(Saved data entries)
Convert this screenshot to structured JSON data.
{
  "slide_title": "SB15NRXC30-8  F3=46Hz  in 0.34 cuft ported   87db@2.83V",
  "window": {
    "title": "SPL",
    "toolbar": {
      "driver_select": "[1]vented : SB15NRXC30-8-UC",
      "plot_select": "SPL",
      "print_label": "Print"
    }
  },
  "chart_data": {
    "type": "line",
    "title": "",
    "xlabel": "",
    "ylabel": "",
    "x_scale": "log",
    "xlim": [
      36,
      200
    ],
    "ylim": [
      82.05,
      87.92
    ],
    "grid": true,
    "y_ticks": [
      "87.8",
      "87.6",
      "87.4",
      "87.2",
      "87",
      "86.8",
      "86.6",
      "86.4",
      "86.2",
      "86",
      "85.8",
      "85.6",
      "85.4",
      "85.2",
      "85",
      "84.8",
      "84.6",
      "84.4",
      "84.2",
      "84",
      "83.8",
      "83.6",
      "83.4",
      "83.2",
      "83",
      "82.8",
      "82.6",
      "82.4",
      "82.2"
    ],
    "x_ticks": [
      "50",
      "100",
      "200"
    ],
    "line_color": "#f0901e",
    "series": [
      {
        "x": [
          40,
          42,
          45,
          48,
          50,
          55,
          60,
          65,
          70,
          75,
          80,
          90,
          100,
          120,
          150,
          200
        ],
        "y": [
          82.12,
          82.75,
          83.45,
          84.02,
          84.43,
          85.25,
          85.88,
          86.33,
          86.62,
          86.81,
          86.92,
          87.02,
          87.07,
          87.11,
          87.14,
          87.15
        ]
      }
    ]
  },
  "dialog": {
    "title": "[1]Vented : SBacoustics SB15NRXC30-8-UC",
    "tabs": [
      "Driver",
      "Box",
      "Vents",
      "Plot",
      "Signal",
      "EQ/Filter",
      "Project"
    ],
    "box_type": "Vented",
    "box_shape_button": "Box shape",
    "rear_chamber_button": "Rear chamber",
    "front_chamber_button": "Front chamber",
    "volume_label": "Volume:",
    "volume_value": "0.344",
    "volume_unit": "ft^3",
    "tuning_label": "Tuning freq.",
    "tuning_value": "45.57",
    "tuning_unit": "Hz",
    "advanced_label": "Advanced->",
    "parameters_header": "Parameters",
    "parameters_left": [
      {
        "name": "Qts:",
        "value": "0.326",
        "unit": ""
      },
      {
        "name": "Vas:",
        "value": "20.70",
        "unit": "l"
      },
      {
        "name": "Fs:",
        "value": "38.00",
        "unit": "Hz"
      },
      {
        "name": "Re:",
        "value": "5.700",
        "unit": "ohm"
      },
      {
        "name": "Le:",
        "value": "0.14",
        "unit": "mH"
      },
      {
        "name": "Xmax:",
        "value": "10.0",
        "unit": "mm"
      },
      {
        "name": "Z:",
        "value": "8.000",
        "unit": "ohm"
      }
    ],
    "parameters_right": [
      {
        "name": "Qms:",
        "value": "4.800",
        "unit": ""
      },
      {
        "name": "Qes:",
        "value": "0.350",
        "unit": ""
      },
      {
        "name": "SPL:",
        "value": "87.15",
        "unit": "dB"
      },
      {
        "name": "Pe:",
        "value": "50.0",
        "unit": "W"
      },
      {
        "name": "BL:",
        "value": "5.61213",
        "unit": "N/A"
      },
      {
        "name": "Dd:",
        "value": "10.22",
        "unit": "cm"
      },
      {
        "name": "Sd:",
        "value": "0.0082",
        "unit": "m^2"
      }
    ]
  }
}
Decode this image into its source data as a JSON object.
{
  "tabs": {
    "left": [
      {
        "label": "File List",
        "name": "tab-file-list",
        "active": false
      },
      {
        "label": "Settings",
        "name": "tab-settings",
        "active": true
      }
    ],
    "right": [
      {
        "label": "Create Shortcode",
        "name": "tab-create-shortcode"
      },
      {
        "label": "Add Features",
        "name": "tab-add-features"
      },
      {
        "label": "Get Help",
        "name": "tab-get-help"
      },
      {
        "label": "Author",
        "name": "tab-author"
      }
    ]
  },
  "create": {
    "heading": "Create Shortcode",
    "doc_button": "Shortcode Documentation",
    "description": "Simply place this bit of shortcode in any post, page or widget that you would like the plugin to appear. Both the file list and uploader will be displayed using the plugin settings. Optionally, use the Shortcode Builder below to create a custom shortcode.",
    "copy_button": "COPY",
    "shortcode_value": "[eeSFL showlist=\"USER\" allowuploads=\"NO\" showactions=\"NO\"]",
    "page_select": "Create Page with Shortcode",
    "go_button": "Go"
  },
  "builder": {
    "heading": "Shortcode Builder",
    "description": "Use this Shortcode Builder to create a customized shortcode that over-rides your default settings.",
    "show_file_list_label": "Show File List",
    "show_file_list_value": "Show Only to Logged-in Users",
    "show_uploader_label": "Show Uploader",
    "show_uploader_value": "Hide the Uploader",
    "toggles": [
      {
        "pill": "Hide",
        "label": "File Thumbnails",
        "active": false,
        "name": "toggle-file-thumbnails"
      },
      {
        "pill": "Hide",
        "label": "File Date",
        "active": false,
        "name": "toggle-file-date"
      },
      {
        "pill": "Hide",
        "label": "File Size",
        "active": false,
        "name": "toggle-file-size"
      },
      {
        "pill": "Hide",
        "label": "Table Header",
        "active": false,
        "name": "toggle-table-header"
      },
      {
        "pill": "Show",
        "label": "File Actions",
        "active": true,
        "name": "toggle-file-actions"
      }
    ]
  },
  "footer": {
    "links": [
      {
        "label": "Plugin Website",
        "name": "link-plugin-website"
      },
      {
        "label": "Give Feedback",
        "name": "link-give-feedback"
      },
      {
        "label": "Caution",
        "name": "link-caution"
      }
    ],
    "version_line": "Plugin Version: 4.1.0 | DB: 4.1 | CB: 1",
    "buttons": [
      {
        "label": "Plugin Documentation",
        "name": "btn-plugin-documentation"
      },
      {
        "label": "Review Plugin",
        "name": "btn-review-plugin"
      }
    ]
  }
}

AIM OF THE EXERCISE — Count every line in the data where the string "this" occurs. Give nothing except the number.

RESPONSE — 4